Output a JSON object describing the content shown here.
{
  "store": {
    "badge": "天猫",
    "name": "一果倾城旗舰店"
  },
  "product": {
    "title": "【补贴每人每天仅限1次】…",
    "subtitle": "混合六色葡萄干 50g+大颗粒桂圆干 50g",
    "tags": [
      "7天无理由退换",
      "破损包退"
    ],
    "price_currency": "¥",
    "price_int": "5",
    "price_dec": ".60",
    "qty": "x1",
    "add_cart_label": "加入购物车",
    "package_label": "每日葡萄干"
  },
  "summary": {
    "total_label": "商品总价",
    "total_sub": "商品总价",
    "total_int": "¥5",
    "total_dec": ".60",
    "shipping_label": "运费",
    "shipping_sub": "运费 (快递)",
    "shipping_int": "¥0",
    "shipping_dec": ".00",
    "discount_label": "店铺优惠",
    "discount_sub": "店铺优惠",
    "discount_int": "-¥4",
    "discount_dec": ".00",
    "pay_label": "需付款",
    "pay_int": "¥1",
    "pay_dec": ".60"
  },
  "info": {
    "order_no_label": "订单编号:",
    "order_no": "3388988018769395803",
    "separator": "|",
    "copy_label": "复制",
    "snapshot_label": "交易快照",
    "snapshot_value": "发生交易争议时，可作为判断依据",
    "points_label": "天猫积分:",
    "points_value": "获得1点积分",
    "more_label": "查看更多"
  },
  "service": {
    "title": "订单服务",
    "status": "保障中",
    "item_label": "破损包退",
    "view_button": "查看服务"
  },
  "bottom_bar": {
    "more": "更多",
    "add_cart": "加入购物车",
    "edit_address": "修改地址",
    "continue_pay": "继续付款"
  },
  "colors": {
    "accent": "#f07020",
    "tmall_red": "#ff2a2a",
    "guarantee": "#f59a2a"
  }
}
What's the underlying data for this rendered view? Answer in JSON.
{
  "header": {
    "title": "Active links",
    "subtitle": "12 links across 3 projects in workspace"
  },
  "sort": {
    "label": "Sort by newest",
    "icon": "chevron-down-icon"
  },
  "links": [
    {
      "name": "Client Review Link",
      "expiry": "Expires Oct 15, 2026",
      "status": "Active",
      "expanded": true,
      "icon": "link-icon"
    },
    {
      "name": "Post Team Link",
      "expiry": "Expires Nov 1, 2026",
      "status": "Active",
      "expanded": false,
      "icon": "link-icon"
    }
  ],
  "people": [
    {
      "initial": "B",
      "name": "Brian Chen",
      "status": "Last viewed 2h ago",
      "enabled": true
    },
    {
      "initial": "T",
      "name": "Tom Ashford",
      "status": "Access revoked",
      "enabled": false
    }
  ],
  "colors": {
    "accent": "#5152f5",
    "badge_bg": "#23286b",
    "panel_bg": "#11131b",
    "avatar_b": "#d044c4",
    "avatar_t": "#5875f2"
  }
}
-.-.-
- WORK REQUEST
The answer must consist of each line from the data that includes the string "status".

- RESULT FOR THIS TASK
    "status": "保障中",
      "status": "Active",
      "status": "Active",
      "status": "Last viewed 2h ago",
      "status": "Access revoked",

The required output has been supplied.